To commemorate the art and life of Donald Judd, who died unexpectedly in February, his last formal statement appears in the following pages. Interspersed through his meditation are personal reminiscences by eight men and women who counted themselves among his friends and associates.
Material, space, and color are the main aspects of visual art. Everyone knows that there is material that can be picked up and sold, but no one sees space and color. Two of the main aspects of art are invisible; the basic nature of art is invisible. The integrity of visual art is not seen. The unseen nature and integrity of art, the development of its aspects, the irreducibility of thought, can be replaced by falsifications, and by verbiage about the material, itself in reality unseen. The discussion of science is scientific; the discussion of art is superstitious. There is no history.
There has been some discussion of space, usually of proportion, by past architects, and some by historians of architecture. There is some by recent architects: practical by Alexander, practical and actual by Kahn, a little by van Doesburg, by Mies van der Rohe, by Le Corbusier, and by Wright. There is some in Japanese and Korean literature, mixed with an astrology of place, called Pung-su in Korean and Feng-shui in Chinese, both meaning "wind and water," classed vaguely in English as "geomancy." But the subject of space in architecture, the nature of architecture, is not developed. Judging from the evidence of the buildings by recent well-known architects, space in architecture is no longer known. It's not unseen; it's not there. Within the clothes there is no Emperor.
There has been almost no discussion of space in art, nor in the present. The most important and developed aspect of present art is unknown. This concern, my main concern, has no history. There is no context; there are no terms; there are not any theories. There is only the visible work invisible. Space is made by an artist or architect; it is not found and packaged. It is made by thought. Therefore most buildings have no space. Most people are not aware of this absence. They are not bothered by a confusion and a nothingness that is enclosed. Of course they don't miss real space and don't desire it. Sometimes when they are traveling they enter a cathedral, recognize space, and thank God instead of the architect. Some people recognize and want what they never knew existed. A few people have said to me, and one written, that my work together made space of a room, made architecture, and even that it made a "spiritual" space. Space is so unknown that the only comparison is to the beliefs of the past.

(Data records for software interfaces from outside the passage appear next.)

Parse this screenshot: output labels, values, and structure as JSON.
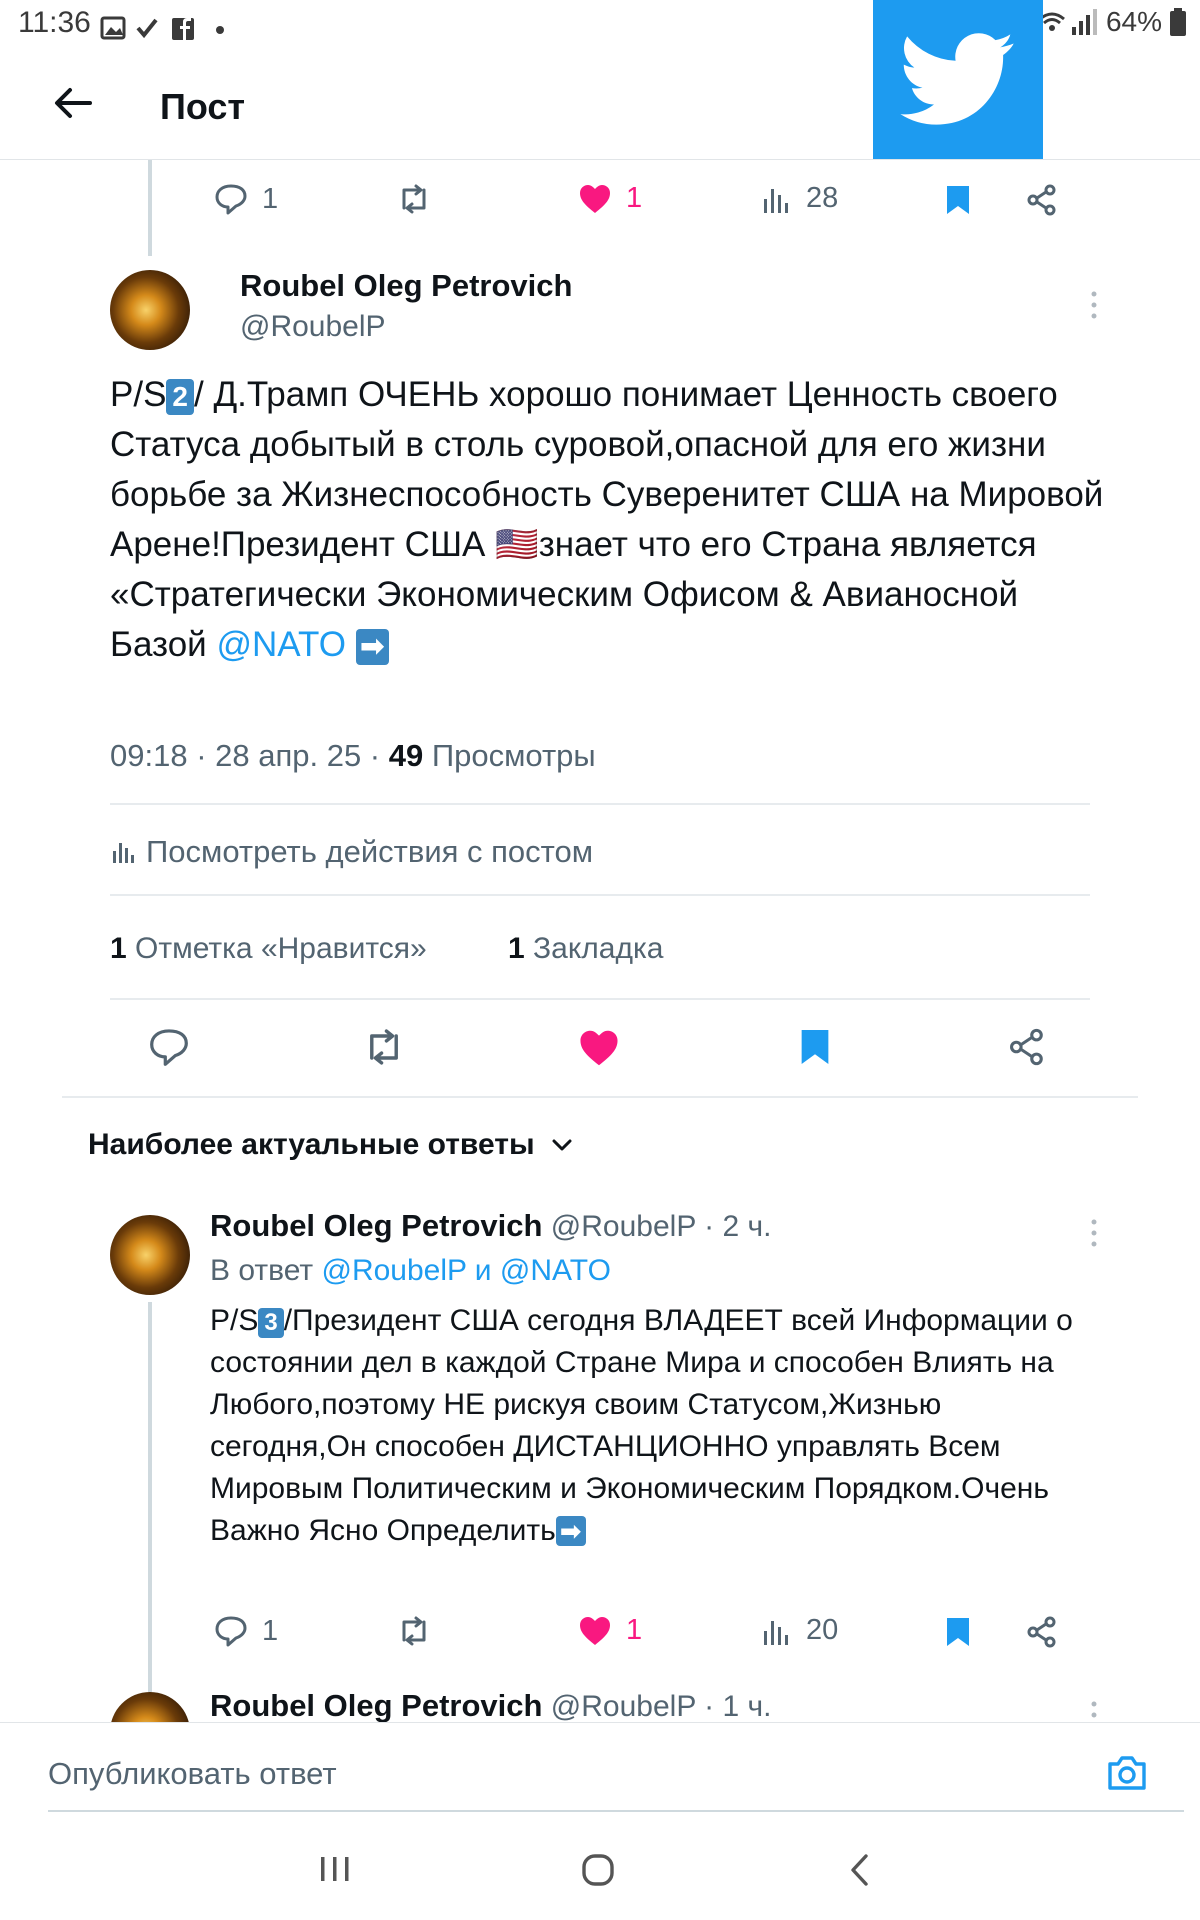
{
  "status_bar": {
    "time": "11:36",
    "battery": "64%"
  },
  "header": {
    "title": "Пост"
  },
  "colors": {
    "accent": "#1d9bf0",
    "like": "#f91880",
    "muted": "#536471"
  },
  "prev_post_actions": {
    "replies": "1",
    "likes": "1",
    "views": "28"
  },
  "main_post": {
    "author_name": "Roubel Oleg Petrovich",
    "author_handle": "@RoubelP",
    "text_part1": "P/S",
    "keycap": "2",
    "text_part2": "/ Д.Трамп ОЧЕНЬ хорошо понимает Ценность своего Статуса добытый в столь суровой,опасной для его жизни борьбе за Жизнеспособность Суверенитет США на Мировой Арене!Президент США ",
    "flag": "🇺🇸",
    "text_part3": "знает что  его Страна является «Стратегически Экономическим Офисом & Авианосной Базой ",
    "mention": "@NATO",
    "arrow": "➡",
    "timestamp": "09:18 · 28 апр. 25 · ",
    "views_count": "49",
    "views_label": " Просмотры",
    "activity_link": "Посмотреть действия с постом",
    "likes_count": "1",
    "likes_label": " Отметка «Нравится»",
    "bookmarks_count": "1",
    "bookmarks_label": " Закладка"
  },
  "replies_section": {
    "sort_label": "Наиболее актуальные ответы"
  },
  "reply1": {
    "author_name": "Roubel Oleg Petrovich",
    "author_handle": "@RoubelP",
    "time": " · 2 ч.",
    "in_reply_prefix": "В ответ ",
    "in_reply_to": "@RoubelP и @NATO",
    "text_part1": "P/S",
    "keycap": "3",
    "text_part2": "/Президент США сегодня ВЛАДЕЕТ всей Информации о состоянии дел в каждой Стране Мира и способен Влиять на Любого,поэтому НЕ рискуя своим Статусом,Жизнью сегодня,Он способен ДИСТАНЦИОННО управлять Всем Мировым Политическим и Экономическим Порядком.Очень Важно Ясно Определить",
    "arrow": "➡",
    "replies": "1",
    "likes": "1",
    "views": "20"
  },
  "reply2": {
    "author_name": "Roubel Oleg Petrovich",
    "author_handle": "@RoubelP",
    "time": " · 1 ч."
  },
  "composer": {
    "placeholder": "Опубликовать ответ"
  }
}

After a few thousand years space is so unknown that a discussion of it would have to begin with a rock. How large is it? Is it on a level surface? Does it rest on the surface or does it perch? If it isn't on a level surface, the tilted surface approaches a second entity. Is the rock symmetrical? If not, does it face away or toward the tilted surface? Is the top of the rock pointed, rounded, flat but symmetrical with the sides, flat but broader than the sides, so that the rock is a thick plane parallel to the surface, level or tilted? That is, in general, in what way does the rock create space around itself? It is a definition of space, a center of space, in one way a core of space. I'm not interested in skinny figures, but they are Giacometti's early and unusual creation of space. A related creation made earlier and by many architects is the scheme of the old Russian churches. The base, the church itself, is a hollow block, which is a form so far in advance of this discussion that I will never get to it. The top of the church, a single onion dome if the church is small, or one large dome and four smaller ones if the church is large, is like the pointed rock, but of course is definite, a core of space in the sky, developing from the solidly enclosed space below, contracting above the roof, swelling into a light volume and contracting to a point. …